Well, yes and no.
Those with only a passing acquaintance of economic theory may be surprised to know that while Milton Friedman was no fan of bail-outs, he might not be one to oppose the proposed action to save US lending institutions.
As Friedman once told the ABC:
“...at all times from 1929 and 1933, the Federal Reserve had the power and ability to have prevented the decline in the quantity of money and to have increased the quantity of money at any desired rate.
So in our opinion, the Great Depression was not a sign of the failure of monetary policy or a result of the failure of the market system as was widely interpreted. It was instead a consequence of a very serious government failure, in particular a failure in the monetary authorities to do what they'd initially been set up to do.
When the Federal Reserve Act was passed in 1913, its major purpose was to prevent 'banking panics' as they were called, temporary crises that had occurred in the United States in 1907 and during earlier periods. What it did was to preside over the worst banking panic in the history of the United States.
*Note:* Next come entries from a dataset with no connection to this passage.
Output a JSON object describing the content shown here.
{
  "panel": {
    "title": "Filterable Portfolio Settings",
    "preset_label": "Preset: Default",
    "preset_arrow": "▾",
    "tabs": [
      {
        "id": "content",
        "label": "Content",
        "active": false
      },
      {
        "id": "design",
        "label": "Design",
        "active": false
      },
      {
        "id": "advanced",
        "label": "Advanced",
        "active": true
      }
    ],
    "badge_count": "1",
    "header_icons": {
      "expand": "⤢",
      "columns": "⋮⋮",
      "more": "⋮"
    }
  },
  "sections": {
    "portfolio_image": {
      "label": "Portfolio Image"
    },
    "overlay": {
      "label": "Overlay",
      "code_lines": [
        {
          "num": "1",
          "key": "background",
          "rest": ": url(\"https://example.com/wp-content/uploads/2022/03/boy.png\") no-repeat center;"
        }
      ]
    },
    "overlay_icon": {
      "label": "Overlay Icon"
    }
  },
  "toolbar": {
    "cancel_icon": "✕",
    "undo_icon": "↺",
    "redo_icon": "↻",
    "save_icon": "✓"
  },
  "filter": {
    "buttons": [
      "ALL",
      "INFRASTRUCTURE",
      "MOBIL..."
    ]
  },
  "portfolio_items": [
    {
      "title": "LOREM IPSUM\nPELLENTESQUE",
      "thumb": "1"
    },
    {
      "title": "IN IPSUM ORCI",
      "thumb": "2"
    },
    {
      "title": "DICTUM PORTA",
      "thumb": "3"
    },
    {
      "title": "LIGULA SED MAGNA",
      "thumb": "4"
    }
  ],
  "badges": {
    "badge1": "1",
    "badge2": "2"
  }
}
Not only did the quantity of money go down by a third, but about a third of the banks failed and in the Spring of 1933, the Federal Reserve System, which had been set up to prevent banking panics, closed its doors itself and stopped operating.”